Ah, sibling rivalry. Residents of Edmonton and Calgary have always had strong feelings about their own cities - and often very negative ones about the other. The question isn't about which city is better, but rather which city is getting its groove on.
Years ago, Calgary established itself as the undisputed business and financial centre of Western Canada. In terms of head offices of corporate giants in Canada, Calgary is second only to Toronto. One glance at its skyline of gleaming high-rise towers would lead a visitor to mistake it for a much larger city such as Houston or Atlanta.
Edmonton has had to settle for being the provincial capital and having a better arts scene (although many would dispute this point). Both cities' CMA populations are just over a million, but Calgary has grown faster over the past few decades. The 1988 Olympic Winter Games was a pivotal turning point for Calgary in overtaking Edmonton.
That was then. Today, economic momentum in Alberta is shifting north.
Increasingly, Edmonton is the research and industrial workhorse of the province. The oil sands may be physically much farther north in Fort McMurray, but companies in and around Edmonton are the main service providers and manufacturers to that activity. That's going to accelerate in the next decade.

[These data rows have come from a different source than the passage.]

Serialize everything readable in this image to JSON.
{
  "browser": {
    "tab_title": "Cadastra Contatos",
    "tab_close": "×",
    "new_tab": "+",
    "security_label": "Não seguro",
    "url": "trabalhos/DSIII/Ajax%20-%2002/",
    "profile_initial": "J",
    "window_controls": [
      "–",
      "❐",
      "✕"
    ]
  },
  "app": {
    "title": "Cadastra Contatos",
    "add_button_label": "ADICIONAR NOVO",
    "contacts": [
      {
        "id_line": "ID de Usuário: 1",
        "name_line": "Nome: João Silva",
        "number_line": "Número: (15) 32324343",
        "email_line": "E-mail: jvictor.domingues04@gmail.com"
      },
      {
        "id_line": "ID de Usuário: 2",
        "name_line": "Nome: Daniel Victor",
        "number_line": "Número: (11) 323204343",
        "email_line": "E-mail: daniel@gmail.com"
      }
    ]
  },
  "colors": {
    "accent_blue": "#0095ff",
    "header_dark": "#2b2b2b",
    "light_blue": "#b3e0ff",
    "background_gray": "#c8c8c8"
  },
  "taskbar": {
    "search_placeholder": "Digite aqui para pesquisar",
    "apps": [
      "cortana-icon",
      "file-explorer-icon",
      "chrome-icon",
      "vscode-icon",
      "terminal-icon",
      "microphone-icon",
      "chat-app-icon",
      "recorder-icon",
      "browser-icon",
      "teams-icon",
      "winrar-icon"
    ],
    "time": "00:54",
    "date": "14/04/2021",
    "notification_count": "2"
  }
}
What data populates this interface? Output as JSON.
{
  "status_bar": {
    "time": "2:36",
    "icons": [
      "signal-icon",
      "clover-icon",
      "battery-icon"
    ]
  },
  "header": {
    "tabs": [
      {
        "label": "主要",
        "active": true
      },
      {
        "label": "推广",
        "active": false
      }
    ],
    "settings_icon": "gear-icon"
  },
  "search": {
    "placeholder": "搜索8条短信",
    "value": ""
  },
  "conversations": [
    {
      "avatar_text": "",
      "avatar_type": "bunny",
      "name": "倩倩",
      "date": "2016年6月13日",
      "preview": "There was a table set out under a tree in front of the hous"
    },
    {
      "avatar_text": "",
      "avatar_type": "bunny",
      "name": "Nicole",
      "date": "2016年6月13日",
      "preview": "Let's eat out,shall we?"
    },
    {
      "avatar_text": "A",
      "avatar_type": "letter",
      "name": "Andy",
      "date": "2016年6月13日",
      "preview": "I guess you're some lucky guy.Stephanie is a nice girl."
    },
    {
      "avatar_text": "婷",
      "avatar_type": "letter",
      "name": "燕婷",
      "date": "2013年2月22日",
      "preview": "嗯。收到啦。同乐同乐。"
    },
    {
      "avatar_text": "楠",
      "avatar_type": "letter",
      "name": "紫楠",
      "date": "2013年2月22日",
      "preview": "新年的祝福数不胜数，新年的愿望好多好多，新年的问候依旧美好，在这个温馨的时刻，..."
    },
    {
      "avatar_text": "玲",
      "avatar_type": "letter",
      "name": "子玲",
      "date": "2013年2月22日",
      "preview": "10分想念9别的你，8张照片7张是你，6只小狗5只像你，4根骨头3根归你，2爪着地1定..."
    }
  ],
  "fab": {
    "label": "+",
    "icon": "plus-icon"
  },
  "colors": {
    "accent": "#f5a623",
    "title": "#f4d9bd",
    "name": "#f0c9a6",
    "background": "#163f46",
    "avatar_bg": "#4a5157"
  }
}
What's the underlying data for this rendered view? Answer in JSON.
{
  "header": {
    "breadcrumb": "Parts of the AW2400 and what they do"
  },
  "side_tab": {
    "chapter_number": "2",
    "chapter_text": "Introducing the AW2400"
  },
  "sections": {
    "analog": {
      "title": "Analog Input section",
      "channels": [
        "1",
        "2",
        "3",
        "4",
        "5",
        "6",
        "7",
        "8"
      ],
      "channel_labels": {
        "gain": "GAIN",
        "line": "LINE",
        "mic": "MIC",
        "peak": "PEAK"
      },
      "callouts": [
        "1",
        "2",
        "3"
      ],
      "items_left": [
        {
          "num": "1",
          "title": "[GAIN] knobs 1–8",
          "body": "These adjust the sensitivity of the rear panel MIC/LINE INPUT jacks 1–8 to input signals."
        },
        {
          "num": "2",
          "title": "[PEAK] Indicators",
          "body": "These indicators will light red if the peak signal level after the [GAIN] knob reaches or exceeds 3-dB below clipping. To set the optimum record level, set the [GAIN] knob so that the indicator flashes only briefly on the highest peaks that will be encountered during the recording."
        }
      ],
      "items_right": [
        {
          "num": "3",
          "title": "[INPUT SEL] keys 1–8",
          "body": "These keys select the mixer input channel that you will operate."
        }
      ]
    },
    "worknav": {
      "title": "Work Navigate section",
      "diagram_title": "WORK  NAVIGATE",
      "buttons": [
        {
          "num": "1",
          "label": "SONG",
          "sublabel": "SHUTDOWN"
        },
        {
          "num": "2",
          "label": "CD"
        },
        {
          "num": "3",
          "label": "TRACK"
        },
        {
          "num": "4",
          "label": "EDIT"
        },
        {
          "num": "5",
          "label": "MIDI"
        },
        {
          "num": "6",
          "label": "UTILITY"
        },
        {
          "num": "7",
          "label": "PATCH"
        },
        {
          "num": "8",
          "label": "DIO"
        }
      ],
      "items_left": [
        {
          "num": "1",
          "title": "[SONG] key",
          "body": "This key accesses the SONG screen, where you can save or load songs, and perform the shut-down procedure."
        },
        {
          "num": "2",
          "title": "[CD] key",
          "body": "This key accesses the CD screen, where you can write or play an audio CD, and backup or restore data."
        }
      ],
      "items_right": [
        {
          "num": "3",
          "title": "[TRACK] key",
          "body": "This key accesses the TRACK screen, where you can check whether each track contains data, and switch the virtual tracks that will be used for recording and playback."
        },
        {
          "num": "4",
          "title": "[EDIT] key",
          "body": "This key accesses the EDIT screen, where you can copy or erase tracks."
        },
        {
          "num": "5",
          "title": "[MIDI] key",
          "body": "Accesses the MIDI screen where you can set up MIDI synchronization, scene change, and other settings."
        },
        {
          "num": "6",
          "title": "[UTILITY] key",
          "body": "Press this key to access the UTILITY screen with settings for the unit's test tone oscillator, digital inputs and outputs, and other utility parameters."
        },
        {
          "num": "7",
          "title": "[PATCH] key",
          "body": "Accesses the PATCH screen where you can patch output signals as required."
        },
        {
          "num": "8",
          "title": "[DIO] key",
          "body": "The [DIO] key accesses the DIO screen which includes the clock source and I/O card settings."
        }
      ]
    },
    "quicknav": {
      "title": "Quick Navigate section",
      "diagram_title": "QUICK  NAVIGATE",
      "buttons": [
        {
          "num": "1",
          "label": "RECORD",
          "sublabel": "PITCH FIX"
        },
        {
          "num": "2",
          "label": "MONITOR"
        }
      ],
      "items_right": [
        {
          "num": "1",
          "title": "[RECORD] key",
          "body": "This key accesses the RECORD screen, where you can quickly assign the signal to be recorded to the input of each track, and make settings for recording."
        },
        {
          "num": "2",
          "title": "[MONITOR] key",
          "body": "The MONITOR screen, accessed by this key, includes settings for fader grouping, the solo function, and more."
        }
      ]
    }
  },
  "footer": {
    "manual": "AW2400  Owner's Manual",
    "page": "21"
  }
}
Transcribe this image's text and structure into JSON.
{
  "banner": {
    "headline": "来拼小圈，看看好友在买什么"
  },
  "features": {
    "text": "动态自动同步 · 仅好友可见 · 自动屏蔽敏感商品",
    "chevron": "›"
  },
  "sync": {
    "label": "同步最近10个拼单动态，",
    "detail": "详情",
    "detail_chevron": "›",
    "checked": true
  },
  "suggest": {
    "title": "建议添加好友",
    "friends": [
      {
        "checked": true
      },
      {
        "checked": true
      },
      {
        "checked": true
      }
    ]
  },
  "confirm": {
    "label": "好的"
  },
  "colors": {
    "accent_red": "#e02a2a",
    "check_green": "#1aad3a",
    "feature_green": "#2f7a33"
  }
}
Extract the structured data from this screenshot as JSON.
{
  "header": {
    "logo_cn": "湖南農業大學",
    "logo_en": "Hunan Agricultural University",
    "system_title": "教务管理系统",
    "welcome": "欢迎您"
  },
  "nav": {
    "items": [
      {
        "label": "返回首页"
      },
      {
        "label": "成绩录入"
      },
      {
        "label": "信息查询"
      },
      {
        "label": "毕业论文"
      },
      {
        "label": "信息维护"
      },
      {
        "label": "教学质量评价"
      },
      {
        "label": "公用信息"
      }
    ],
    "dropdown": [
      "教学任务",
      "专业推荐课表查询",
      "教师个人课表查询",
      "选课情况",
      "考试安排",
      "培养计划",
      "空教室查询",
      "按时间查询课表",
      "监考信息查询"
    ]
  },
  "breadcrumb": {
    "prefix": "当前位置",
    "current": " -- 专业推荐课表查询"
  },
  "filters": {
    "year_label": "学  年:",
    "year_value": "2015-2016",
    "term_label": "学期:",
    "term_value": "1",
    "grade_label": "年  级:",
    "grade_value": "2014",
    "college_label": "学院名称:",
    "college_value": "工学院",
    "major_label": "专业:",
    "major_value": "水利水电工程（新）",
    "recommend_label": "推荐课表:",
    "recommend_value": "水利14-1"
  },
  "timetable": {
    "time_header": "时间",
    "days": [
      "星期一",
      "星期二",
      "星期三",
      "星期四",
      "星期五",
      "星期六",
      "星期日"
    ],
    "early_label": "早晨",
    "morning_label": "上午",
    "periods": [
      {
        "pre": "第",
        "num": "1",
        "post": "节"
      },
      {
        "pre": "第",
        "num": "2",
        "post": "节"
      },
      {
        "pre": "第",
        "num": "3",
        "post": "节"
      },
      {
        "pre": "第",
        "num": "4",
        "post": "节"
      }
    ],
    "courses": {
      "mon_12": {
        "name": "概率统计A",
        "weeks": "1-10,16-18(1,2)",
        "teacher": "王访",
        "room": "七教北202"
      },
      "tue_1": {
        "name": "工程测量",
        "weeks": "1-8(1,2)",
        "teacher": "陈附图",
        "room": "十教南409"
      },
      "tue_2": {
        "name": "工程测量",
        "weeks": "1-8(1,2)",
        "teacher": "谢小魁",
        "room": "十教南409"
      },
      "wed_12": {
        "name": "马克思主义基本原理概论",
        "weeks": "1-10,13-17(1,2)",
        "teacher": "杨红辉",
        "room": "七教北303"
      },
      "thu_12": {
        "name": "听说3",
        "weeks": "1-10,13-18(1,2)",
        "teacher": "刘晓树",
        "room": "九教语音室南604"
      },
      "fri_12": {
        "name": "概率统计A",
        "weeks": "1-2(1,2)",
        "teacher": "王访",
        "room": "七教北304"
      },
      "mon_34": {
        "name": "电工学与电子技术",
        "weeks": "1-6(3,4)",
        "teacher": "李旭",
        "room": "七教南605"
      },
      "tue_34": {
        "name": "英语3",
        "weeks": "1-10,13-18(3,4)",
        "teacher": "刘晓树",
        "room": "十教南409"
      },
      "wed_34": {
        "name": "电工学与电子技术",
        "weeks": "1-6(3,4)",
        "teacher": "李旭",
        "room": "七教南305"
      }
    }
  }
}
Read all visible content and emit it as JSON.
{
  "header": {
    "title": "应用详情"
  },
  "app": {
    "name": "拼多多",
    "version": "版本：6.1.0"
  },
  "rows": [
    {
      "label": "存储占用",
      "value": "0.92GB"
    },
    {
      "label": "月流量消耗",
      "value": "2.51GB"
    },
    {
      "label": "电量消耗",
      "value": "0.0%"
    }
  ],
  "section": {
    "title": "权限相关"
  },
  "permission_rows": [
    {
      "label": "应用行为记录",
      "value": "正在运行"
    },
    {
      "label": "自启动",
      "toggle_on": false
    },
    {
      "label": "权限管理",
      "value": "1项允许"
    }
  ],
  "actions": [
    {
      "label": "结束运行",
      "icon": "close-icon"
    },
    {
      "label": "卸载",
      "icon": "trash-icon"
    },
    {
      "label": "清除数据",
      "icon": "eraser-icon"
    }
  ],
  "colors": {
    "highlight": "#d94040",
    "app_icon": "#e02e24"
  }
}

True, Calgary is still home to the corporate head offices and all those white-collar jobs related to Alberta's energy sector, but jobs were hit hard during the recession. Many of Calgary's energy giants are heavily exposed to natural gas - a sector being battered by low prices.
Just south of Edmonton's city limits sits Nisku, an industrial complex relatively unknown even within Alberta. But a quick Google Earth glance at Nisku gives you a sense of its massive scale. With a footprint as large as all of downtown Toronto from the waterfront to Forest Hill, it's one of the largest industrial parks in the country. If you stacked up all of its warehouses, fabricating shops and industrial facilities on top of each other, you'd end up with something that easily rivals downtown Calgary in size and scope - just with fewer cappuccino bars.
As well as benefiting disproportionately from the booming oil sands, Edmonton has reignited its business prowess with the University of Alberta. Under its president, Indira Samarasekera, the U of A has established itself as a highly respected school with true linkages between scientific innovation and the GDP. Some of the pure academic types are not happy with this, but it's putting Edmonton on the business map.
Even in the province's rural heartland, the mix of industries is favouring northern Alberta. Agriculture in central and northern Alberta tilts toward crop farming, whereas Calgary and the south is cattle country. And these days, with the high Canadian dollar and limited access into the U.S. market, livestock farming is a tough business. Wheat and canola farmers around Edmonton are having a slightly easier go of it.
Throw in a new world-class art gallery, massive investments in health-care facilities, and the planet's second-largest Fringe Theatre Festival, and Edmonton is set for an economic and cultural renaissance. All this should help its bid for Expo 2017.
The recent municipal elections in both cities are telling. Calgarians, clearly unhappy with the status quo, voted in a young, fresh, energetic new mayor. Edmonton, on the other hand, returned its incumbent.
Of course, Calgary has nothing to worry about in terms of losing its title of Western Canada's business centre. It's a great city with many of its own charms. Personal income, housing prices and education levels in Calgary are solidly higher than in Edmonton. Calgary likes to think it's looking at its rival in its rear-view mirror. But Cowtown should heed the warning: Objects in the mirror are closer than they appear.
Todd Hirsch is a Calgary-based senior economist at ATB Financial. The opinions expressed are his own.